The concept of a mid-career change is a bit of a misnomer. In fact, most career changes aren’t really that at all, but rather mid-career shifts. Most of us rarely shed our years of hard-earned experiences for a completely new trajectory. However, we often shift that trajectory to incorporate skills in a different range of positions.
Below are five proven steps that will help you avoid ending up in a career corner with no way out and improve career success.
1. Career Pathing
At a fundamental level the term career pathing is the relatively straightforward process used develop a career course (or path) that supports both short and long-term goals.
Let’s say you’re a registered nurse working in the emergency room and the grind has is getting to you. By making early decisions to assess your professional skills and define certain long-term goals, and possibly the educational instruction necessary to achieve them, you are far less likely to be left with limited options for movement or advancement.
Ask these three questions:
Where do you want to be in three years?
What steps necessary to get there?
What resources (educational or training) are need to accomplish these?

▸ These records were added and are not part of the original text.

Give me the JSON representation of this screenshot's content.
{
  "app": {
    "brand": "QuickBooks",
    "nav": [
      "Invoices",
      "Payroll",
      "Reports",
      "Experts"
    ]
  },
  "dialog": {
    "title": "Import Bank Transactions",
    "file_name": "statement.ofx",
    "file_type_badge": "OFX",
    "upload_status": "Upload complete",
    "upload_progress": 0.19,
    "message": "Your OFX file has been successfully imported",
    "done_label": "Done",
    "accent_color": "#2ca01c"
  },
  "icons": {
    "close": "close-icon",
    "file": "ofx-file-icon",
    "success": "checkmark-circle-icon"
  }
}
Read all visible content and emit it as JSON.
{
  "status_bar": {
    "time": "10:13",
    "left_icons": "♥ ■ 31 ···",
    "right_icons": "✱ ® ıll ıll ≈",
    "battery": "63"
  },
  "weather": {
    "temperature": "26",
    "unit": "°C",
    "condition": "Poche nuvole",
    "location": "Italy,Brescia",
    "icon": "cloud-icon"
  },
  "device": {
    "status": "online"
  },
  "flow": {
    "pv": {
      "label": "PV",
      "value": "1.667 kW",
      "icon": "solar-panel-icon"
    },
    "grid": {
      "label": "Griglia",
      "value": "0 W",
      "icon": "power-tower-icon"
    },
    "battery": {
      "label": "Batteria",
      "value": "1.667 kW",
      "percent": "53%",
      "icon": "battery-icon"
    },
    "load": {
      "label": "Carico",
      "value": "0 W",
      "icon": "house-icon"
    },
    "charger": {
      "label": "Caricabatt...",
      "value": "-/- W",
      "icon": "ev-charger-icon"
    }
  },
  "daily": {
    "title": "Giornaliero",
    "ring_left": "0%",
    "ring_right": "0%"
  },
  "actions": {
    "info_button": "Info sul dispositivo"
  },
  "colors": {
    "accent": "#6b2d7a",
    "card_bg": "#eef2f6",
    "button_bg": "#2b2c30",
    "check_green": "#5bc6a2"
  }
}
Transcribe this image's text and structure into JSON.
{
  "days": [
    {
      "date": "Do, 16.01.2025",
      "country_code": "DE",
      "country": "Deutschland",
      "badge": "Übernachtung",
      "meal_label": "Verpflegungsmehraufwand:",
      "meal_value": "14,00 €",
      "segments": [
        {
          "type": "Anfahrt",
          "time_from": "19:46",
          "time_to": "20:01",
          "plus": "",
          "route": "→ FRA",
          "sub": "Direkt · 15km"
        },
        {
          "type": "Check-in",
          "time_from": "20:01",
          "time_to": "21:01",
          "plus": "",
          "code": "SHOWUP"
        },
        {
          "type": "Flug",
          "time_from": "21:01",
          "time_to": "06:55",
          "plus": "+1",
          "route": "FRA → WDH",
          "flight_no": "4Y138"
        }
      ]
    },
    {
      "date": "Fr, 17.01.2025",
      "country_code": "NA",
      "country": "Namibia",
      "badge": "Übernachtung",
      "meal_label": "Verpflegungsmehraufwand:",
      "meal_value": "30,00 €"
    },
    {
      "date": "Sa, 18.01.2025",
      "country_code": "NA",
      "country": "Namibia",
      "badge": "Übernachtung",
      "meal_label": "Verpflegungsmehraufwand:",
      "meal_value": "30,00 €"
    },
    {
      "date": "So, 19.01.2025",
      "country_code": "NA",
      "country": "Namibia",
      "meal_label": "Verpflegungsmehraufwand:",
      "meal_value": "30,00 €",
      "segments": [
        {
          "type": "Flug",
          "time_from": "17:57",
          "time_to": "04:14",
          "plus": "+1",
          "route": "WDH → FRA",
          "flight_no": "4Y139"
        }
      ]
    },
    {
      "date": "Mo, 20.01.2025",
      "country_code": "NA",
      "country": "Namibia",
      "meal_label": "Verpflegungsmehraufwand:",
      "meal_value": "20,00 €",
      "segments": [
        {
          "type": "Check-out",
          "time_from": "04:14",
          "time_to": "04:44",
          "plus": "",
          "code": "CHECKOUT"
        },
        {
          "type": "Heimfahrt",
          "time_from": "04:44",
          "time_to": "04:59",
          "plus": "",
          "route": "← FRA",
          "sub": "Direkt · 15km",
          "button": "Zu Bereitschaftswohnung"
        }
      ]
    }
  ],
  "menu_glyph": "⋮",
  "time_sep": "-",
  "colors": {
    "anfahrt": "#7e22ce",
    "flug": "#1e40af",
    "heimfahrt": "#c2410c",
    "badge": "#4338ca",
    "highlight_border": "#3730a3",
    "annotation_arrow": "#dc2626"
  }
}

2. Ongoing Career Planning
Most of us planning a road trip wouldn’t suddenly decide to just wing it at the halfway point of your destination. The same is true with your career. You must map out a strategy and continually update it.
If you’re career is stalling you need to recognize that, in fact, is happening. Long-term and regular planning updates offer insights and details that help paint the big picture. The clearer your goals the more likely it is you’ll be able to recognize if it’s better to get an online business management degree or take a few business analyst training courses.
Planning equals greater understanding.
3. Keep Track of Transferable Skills and Experiences
In any career it’s the skills you accumulate that really matter, not the titles you acquire. Titles are just made up terms. One company may match your skills with communications specialists job and another might point you toward a title the call public relations officer.
Focus on your skills and abilities and much of your career will take shape itself.
4. Continuing Education and Training
A big part of your career planning should be continuing education and training opportunities. Many companies are more than happy to offer (and pay for) these experiences to enrich and improve an employees work life.
So whether you should take some forensic computer courses to advance your criminal justice career, or film editing courses to launch your career as a director, continuing education and training is a key to success.
5. Pay Attention to Signs
At a certain point everyone takes stock in their careers and measures their happiness against other factors like salary and recognition. However, if you’ve ever had twinge of feeling that you should be doing something else in your life, stay open to those possibilities. It’s not necessary to jump right into something new with both feet. But a long-term strategy of paying attentions to road signs along your path will likely offer you more clues on your journey.
What have been your experiences in today’s workforce? Please let us know in the comment section below.